Most minor damage to motorcycle paint is done by dropping it. We’ve all been there, right? It’s easy to do - and gut-wrenching when it happens. As most motorcycle fairings and other panels are plastic, rust isn’t an issue, but they deserve to look good. 

There are 2 scenarios when it comes to fixing damaged paintwork on your motorcycle. The first question to ask is, how bad is the damage?

1. Fix a light scratch or scuff

Sometimes a scuff to the lacquer will be visible and, if the damage hasn’t permeated the paint layer or primer, you can fix this quickly by using a polishing compound. 

PaintNuts Scratch & Scuff Remover has been specially developed for permanently removing light scratches and scuffs from motorcycle paint. It’s safe to use on all paintwork including metallics and pearlescent finishes. It will remove shallow scuffs and scratches and diminish deeper defects. 

If the damage is deeper and you need a motorcycle touch up paint, you can use the polishing compound as a final finish to assist in blending the repair.

The Scratch & Scuff Remover also comes in a kit with a sponge applicator and microfibre cloth and as a kit with a polishing pad that fits your drill. You might find our guide to using a polishing pad with a drill useful.

2. Fix a deep chip, scratch or scuff

If the damage has cut through to the paint layer, primer or plastic, the repair will take more time and attention. 

Most motorcycles (60-70%) have 3 stage paint, which means you won’t be able to touch it up using a car paint pen or bottle and brush. You’ll need motorcycle spray paint (the same as car spray paint, which is suitable for motorcycles).

If your paint is a solid colour, you might be able to touch it up with a pen or bottle if the damage is very slight - you be the judge. They’re great for around sensitive areas like headlights and mud guards, which suffer most from stone chips.
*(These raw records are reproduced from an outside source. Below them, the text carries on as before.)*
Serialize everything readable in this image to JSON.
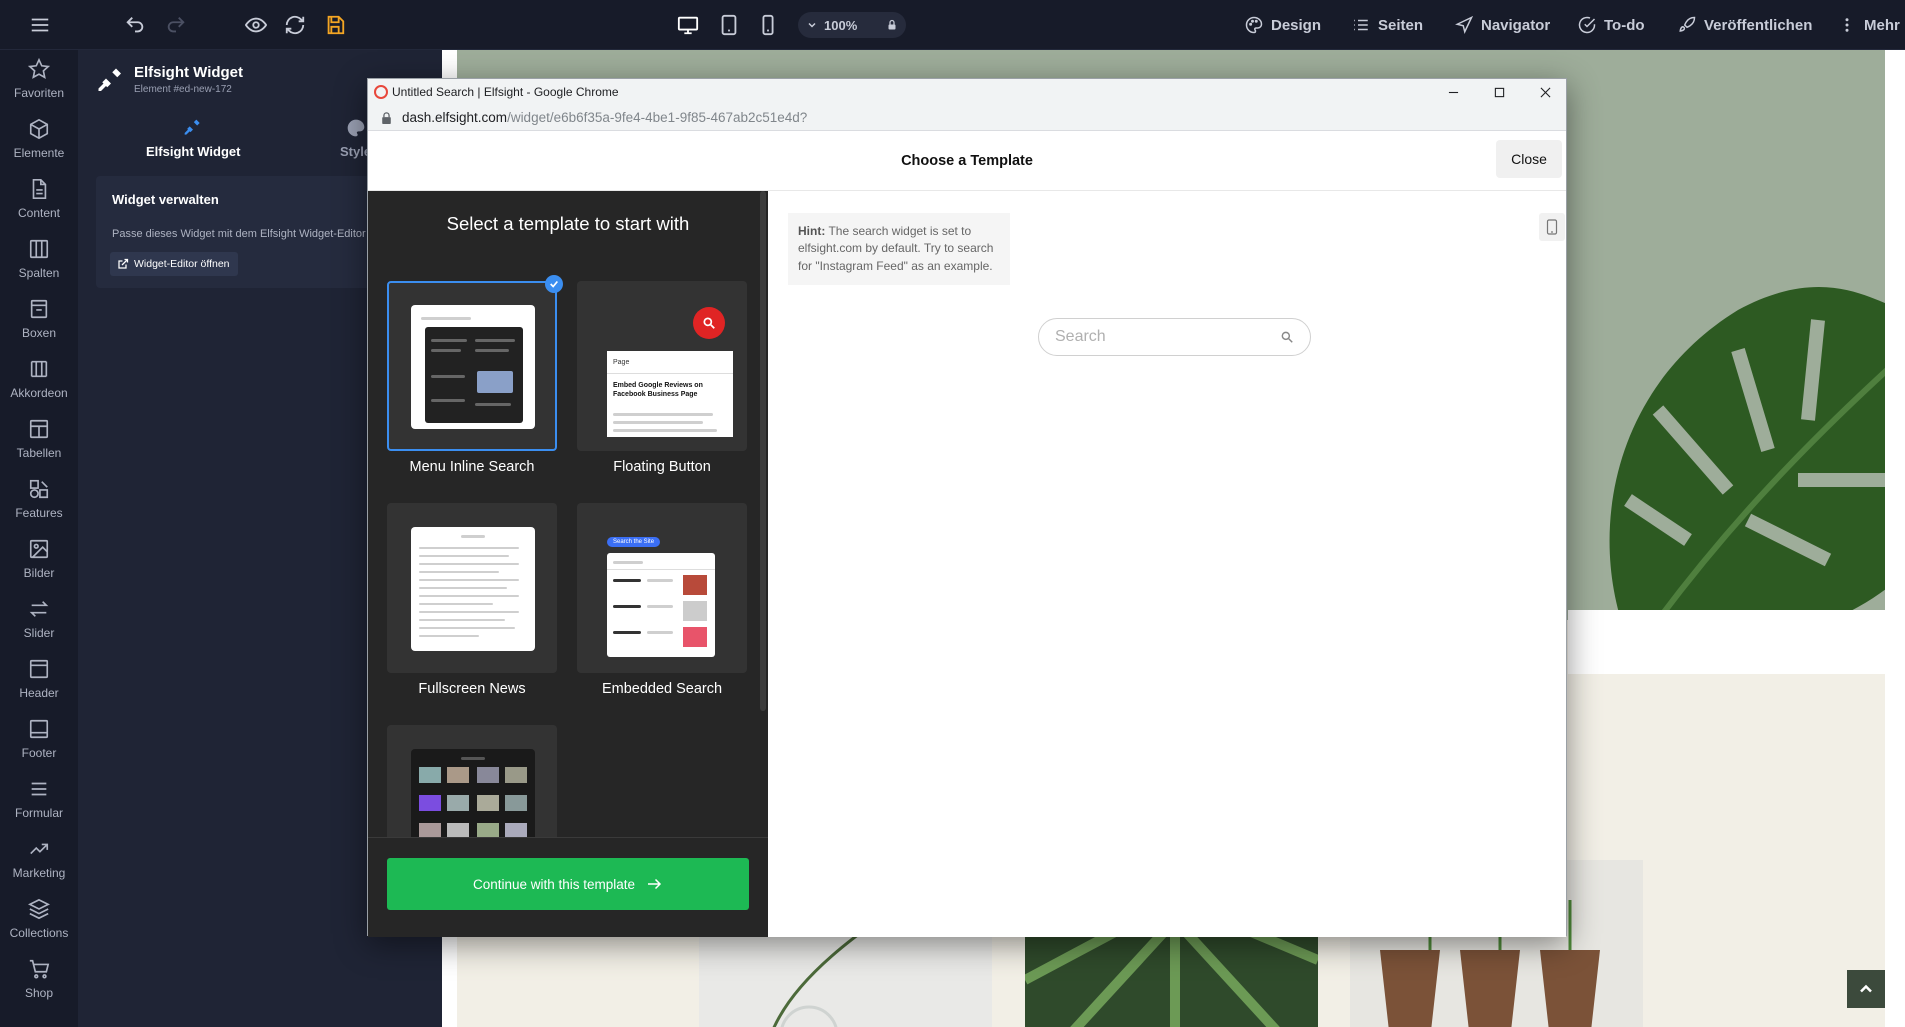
{
  "topbar": {
    "zoom": "100%",
    "nav": {
      "design": "Design",
      "seiten": "Seiten",
      "navigator": "Navigator",
      "todo": "To-do",
      "publish": "Veröffentlichen",
      "mehr": "Mehr"
    },
    "icons": [
      "menu-icon",
      "undo-icon",
      "redo-icon",
      "eye-icon",
      "refresh-icon",
      "save-icon",
      "desktop-icon",
      "tablet-icon",
      "mobile-icon",
      "lock-icon"
    ]
  },
  "rail": {
    "items": [
      {
        "label": "Favoriten",
        "icon": "star-icon"
      },
      {
        "label": "Elemente",
        "icon": "cube-icon"
      },
      {
        "label": "Content",
        "icon": "document-icon"
      },
      {
        "label": "Spalten",
        "icon": "columns-icon"
      },
      {
        "label": "Boxen",
        "icon": "box-icon"
      },
      {
        "label": "Akkordeon",
        "icon": "accordion-icon"
      },
      {
        "label": "Tabellen",
        "icon": "table-icon"
      },
      {
        "label": "Features",
        "icon": "features-icon"
      },
      {
        "label": "Bilder",
        "icon": "image-icon"
      },
      {
        "label": "Slider",
        "icon": "slider-icon"
      },
      {
        "label": "Header",
        "icon": "header-icon"
      },
      {
        "label": "Footer",
        "icon": "footer-icon"
      },
      {
        "label": "Formular",
        "icon": "form-icon"
      },
      {
        "label": "Marketing",
        "icon": "trend-icon"
      },
      {
        "label": "Collections",
        "icon": "layers-icon"
      },
      {
        "label": "Shop",
        "icon": "cart-icon"
      }
    ]
  },
  "panel": {
    "title": "Elfsight Widget",
    "subtitle": "Element #ed-new-172",
    "tabs": {
      "widget": "Elfsight Widget",
      "style": "Style"
    },
    "box": {
      "title": "Widget verwalten",
      "text": "Passe dieses Widget mit dem Elfsight Widget-Editor",
      "button": "Widget-Editor öffnen"
    }
  },
  "chrome": {
    "window_title": "Untitled Search | Elfsight - Google Chrome",
    "url_host": "dash.elfsight.com",
    "url_path": "/widget/e6b6f35a-9fe4-4be1-9f85-467ab2c51e4d?"
  },
  "modal": {
    "title": "Choose a Template",
    "close": "Close",
    "heading": "Select a template to start with",
    "templates": [
      {
        "label": "Menu Inline Search",
        "selected": true
      },
      {
        "label": "Floating Button",
        "selected": false
      },
      {
        "label": "Fullscreen News",
        "selected": false
      },
      {
        "label": "Embedded Search",
        "selected": false
      },
      {
        "label": "",
        "selected": false
      }
    ],
    "continue": "Continue with this template",
    "thumb_texts": {
      "floating_title": "Embed Google Reviews on Facebook Business Page",
      "floating_query": "Page",
      "embedded_badge": "Search the Site"
    }
  },
  "preview": {
    "hint_label": "Hint:",
    "hint_text": " The search widget is set to elfsight.com by default. Try to search for \"Instagram Feed\" as an example.",
    "search_placeholder": "Search"
  },
  "colors": {
    "accent": "#3b8ef0",
    "continue": "#1db954",
    "save": "#f5a623",
    "floating_button": "#e02424"
  }
}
Paint contains organic vapours (VOCs) that you should keep away from your eyes, skin and lungs. 

  • Protective (chemical resistant) gloves to Standard EN 374
  • Wash hands after use
  • Good ventilation
  • Safety glasses


You’ll need additional tools if you’re fixing a dent or hole - see the guide under (2) below, which also recommends the correct filler for your task.

Process overview for 3 stage paint

One thing that motorcycles have over cars when it comes to making repairs is the fact that it’s easier to remove and handle the panels. Always use primer and lacquer as well as the spray paint for large areas or full panels.

  1. Prepare - sand the entire panel to remove all paint and primer.
  2. Repair - if the plastic fairing is damaged, you will need to fill and sand any dents or holes. See our guide to repairing dents and holes in plastic panels.
  3.  Apply your primer layer - this is applied in the same way that paint is - see our guide to using car spray paint, which is the same process for motorcycles. While the rust inhibitor aspect of primer isn't necessary when it comes to plastic panels, the primer provides a key for the paint, which will keep it looking good for longer. Allow to dry.
  4. Apply your 3 stage base coat - if you’ve got a white bike, this will be a white base coat, for example. Allow to dry. You might need to apply more layers to achieve the correct colour depth.
  5. Apply the pearlescent topcoat - as above, and allow it to dry.
  6. Apply the gloss lacquer - as above, and allow to dry.

How to order your motorcycle spray paint

Simply enter your paint code by reg, make, year and key (basic) colour into our search tool and follow the instructions. Or, see our guide on finding the paint code on a motorcycle.

Find the right product for you

Use our tool to find the right PaintNuts product to give your vehicle a professional looking repair.